Microsoft says that its July revenues prediction for the current fiscal year is still on track and that the release of Windows XP in October will boost the company's financial performance. Microsoft Chief Financial Officer (CFO) John Connors, in Boston this week for a technology conference, reiterated that he expects the company to hit its revenue target of $28.8 billion to $29.6 billion for the fiscal year ending June 30, 2002. The first quarter, which ends in October, will be soft, Connors said, but the second quarter will be a different story.
"In the second quarter we anticipate that PC shipments will pick up a bit with the launch of Windows XP on October 25," he said, "and that the second half of the year \[will see\] a modest improvement over the previous year." Connors noted that Microsoft's entry into the video-game market with its Xbox device--due in early November--should also have a positive impact. But the Xbox, like XP, speaks to a different audience than Microsoft's traditional core market of businesses. "It's important for us to develop some cachet or coolness," he said, noting that the Xbox in particular is targeted at a much younger market that will evolve into Microsoft's future business customers.

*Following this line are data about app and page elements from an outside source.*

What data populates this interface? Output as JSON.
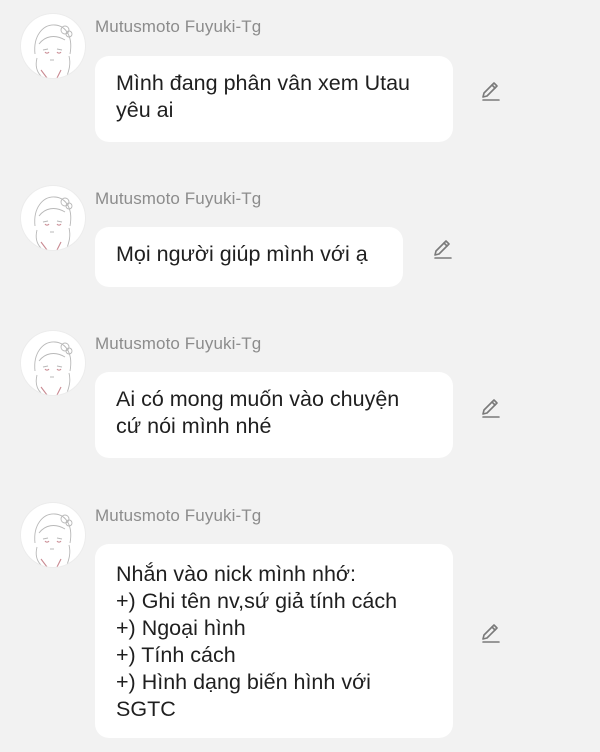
{
  "messages": [
    {
      "sender": "Mutusmoto Fuyuki-Tg",
      "lines": [
        "Mình đang phân vân xem Utau",
        "yêu ai"
      ],
      "avatar_icon": "anime-girl-avatar",
      "edit_icon": "pencil-icon"
    },
    {
      "sender": "Mutusmoto Fuyuki-Tg",
      "lines": [
        "Mọi người giúp mình với ạ"
      ],
      "avatar_icon": "anime-girl-avatar",
      "edit_icon": "pencil-icon"
    },
    {
      "sender": "Mutusmoto Fuyuki-Tg",
      "lines": [
        "Ai có mong muốn vào chuyện",
        "cứ nói mình nhé"
      ],
      "avatar_icon": "anime-girl-avatar",
      "edit_icon": "pencil-icon"
    },
    {
      "sender": "Mutusmoto Fuyuki-Tg",
      "lines": [
        "Nhắn vào nick mình nhớ:",
        "+) Ghi tên nv,sứ giả tính cách",
        "+) Ngoại hình",
        "+) Tính cách",
        "+) Hình dạng biến hình với",
        "SGTC"
      ],
      "avatar_icon": "anime-girl-avatar",
      "edit_icon": "pencil-icon"
    }
  ],
  "colors": {
    "background": "#f2f2f2",
    "bubble": "#ffffff",
    "sender_text": "#8c8c8c",
    "message_text": "#1f1f1f",
    "icon": "#7a7a7a",
    "avatar_accent": "#c98a92"
  }
}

Connors said that the economic slowdown is affecting Microsoft less than other companies because of its diverse portfolio and lack of reliance on the dying dot-com market. And the company's broad geographic footprint lets it weather regional problems more adeptly than some of its competition. Although Microsoft is concerned about the downturn in PC sales, Connors says that the slump won't affect the company's profits or expansion plans.